=== Extracted entries ===
• • •

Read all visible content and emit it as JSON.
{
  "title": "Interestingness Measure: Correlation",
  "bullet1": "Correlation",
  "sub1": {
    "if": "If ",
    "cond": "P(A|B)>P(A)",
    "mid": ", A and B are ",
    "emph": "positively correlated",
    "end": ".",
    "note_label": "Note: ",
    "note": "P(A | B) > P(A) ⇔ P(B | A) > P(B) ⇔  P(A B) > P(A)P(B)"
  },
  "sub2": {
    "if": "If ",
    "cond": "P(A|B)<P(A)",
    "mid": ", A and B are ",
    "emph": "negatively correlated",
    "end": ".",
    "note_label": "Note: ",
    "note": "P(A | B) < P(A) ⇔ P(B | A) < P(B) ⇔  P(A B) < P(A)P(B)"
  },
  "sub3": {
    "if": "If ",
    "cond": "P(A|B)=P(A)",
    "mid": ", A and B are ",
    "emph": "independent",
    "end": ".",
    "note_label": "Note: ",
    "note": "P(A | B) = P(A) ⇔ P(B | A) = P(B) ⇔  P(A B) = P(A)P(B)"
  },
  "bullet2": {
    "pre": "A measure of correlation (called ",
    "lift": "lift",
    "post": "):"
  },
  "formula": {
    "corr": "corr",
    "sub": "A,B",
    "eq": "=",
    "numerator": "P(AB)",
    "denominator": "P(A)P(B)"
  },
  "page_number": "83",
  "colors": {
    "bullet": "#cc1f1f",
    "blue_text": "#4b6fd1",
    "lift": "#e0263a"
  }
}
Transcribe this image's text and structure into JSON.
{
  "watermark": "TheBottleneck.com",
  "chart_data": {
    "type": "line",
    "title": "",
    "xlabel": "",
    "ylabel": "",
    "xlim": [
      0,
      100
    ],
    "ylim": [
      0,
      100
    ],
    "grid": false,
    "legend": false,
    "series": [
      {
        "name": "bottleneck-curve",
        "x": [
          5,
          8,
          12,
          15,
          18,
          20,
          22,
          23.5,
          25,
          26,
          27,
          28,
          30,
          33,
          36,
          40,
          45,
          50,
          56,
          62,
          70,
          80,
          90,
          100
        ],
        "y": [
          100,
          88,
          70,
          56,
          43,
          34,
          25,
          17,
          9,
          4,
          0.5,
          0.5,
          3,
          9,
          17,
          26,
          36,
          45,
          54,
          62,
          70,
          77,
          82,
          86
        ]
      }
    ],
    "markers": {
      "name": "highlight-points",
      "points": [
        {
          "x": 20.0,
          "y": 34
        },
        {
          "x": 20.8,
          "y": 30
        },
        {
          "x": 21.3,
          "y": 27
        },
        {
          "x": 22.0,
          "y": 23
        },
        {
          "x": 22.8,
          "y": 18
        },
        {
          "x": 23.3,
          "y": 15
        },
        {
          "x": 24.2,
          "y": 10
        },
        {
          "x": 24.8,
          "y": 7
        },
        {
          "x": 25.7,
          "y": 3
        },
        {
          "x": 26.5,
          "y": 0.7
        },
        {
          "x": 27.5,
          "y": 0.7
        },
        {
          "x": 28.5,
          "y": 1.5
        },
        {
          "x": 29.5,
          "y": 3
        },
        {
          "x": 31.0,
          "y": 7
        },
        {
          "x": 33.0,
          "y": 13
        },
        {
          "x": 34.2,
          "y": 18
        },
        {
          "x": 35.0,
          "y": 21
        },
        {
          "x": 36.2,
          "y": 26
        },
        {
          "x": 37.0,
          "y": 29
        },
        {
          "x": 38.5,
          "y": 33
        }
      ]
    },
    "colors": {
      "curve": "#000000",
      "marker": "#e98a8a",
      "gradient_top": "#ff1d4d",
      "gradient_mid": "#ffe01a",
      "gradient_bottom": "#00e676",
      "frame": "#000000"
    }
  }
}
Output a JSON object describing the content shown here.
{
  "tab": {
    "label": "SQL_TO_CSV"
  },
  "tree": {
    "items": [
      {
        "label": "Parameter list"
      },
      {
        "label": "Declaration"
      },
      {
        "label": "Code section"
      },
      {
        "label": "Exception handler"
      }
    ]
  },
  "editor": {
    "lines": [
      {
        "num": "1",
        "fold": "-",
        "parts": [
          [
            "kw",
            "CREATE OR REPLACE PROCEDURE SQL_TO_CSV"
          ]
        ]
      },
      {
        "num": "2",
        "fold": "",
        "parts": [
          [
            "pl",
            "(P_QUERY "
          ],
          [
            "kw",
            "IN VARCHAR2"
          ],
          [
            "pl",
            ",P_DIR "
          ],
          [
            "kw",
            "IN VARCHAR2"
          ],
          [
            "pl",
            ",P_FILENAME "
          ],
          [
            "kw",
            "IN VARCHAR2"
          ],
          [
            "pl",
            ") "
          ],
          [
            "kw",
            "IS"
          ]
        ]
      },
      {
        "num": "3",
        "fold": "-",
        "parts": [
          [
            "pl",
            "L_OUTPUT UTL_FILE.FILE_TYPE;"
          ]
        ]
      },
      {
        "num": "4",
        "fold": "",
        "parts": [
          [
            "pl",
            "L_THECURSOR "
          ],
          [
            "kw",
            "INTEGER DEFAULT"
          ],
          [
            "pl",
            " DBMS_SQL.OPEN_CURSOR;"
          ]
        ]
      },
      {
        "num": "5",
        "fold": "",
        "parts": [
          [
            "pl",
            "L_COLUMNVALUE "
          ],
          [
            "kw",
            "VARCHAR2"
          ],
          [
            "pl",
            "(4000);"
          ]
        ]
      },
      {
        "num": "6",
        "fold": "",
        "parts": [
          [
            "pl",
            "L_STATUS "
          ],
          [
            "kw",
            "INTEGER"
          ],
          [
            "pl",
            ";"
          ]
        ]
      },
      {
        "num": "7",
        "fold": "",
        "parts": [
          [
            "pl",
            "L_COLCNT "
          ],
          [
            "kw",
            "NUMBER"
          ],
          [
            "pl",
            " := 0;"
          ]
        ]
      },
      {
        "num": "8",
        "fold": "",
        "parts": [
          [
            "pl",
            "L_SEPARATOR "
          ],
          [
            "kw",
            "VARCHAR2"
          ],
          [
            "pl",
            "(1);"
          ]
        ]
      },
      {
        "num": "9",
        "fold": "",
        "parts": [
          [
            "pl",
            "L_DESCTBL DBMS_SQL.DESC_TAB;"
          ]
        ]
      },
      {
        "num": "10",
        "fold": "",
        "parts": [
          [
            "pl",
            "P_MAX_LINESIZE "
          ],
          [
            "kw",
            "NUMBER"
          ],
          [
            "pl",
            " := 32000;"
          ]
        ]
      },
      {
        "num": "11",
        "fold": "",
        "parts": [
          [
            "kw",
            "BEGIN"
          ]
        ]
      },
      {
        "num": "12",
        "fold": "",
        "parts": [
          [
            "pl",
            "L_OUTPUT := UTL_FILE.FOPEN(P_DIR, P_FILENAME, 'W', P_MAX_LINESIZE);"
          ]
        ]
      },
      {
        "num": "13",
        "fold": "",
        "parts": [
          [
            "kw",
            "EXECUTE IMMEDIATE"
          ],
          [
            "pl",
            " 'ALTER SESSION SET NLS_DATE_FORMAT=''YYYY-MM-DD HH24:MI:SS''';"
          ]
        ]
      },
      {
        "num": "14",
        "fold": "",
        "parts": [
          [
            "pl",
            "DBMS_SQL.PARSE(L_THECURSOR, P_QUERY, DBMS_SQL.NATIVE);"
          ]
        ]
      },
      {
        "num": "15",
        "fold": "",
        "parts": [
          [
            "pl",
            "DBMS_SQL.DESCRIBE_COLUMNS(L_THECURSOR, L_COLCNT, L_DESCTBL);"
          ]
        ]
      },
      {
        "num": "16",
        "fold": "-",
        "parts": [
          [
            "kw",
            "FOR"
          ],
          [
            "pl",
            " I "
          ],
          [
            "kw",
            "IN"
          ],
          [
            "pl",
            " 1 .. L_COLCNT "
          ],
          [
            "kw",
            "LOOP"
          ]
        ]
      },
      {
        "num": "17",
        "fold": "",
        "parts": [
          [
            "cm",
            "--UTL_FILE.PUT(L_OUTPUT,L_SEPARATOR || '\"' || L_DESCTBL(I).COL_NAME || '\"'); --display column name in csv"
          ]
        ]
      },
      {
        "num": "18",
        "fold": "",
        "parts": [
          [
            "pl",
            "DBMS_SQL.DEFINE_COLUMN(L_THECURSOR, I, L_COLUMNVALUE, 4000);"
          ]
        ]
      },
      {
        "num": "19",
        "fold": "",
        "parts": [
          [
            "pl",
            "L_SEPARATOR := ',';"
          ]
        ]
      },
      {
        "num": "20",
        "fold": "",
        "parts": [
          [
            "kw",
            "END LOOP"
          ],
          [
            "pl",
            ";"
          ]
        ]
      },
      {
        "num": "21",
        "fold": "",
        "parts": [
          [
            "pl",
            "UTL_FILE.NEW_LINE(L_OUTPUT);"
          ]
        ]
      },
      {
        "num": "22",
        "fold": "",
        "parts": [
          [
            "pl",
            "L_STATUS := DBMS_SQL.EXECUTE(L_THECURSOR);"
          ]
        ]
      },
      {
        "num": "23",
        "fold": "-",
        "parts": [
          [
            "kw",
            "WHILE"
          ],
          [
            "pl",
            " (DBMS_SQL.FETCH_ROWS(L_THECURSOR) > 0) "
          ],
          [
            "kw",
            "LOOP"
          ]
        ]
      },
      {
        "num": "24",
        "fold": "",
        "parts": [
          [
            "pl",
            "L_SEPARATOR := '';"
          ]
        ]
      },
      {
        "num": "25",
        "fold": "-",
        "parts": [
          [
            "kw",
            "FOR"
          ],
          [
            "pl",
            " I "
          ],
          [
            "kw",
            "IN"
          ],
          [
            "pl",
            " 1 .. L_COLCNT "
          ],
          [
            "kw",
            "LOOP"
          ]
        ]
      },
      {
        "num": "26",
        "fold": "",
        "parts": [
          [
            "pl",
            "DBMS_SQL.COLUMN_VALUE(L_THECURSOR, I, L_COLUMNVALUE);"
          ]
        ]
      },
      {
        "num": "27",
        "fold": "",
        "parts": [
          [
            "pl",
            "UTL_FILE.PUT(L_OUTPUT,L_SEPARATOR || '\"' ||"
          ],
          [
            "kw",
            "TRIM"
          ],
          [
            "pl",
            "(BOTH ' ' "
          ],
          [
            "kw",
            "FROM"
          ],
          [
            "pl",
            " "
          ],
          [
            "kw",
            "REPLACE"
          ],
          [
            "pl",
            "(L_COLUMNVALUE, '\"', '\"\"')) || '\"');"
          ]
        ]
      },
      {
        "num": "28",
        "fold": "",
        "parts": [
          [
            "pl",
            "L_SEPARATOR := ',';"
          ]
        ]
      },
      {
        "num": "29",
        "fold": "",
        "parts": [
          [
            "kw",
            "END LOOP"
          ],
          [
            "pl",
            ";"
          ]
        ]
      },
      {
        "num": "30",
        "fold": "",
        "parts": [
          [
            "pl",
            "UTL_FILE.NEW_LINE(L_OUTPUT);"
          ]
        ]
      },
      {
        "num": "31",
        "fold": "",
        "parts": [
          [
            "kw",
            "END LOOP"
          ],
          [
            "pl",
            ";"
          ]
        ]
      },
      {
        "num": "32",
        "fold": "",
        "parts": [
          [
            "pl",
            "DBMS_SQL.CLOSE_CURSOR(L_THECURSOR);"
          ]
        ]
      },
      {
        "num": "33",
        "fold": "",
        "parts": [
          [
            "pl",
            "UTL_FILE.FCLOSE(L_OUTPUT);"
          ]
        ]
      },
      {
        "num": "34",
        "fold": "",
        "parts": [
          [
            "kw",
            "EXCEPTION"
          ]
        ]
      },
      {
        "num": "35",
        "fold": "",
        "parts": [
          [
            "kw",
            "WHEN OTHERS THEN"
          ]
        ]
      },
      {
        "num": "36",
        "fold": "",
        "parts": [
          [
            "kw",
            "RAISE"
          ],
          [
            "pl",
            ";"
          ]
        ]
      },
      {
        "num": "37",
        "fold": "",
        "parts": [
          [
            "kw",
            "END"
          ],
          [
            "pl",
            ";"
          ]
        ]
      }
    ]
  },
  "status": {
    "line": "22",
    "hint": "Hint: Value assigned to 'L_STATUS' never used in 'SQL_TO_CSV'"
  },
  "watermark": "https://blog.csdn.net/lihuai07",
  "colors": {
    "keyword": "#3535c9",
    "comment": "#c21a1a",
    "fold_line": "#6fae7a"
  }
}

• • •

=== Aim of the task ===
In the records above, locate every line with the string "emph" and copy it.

=== Exercise output ===
    "emph": "positively correlated",
    "emph": "negatively correlated",
    "emph": "independent",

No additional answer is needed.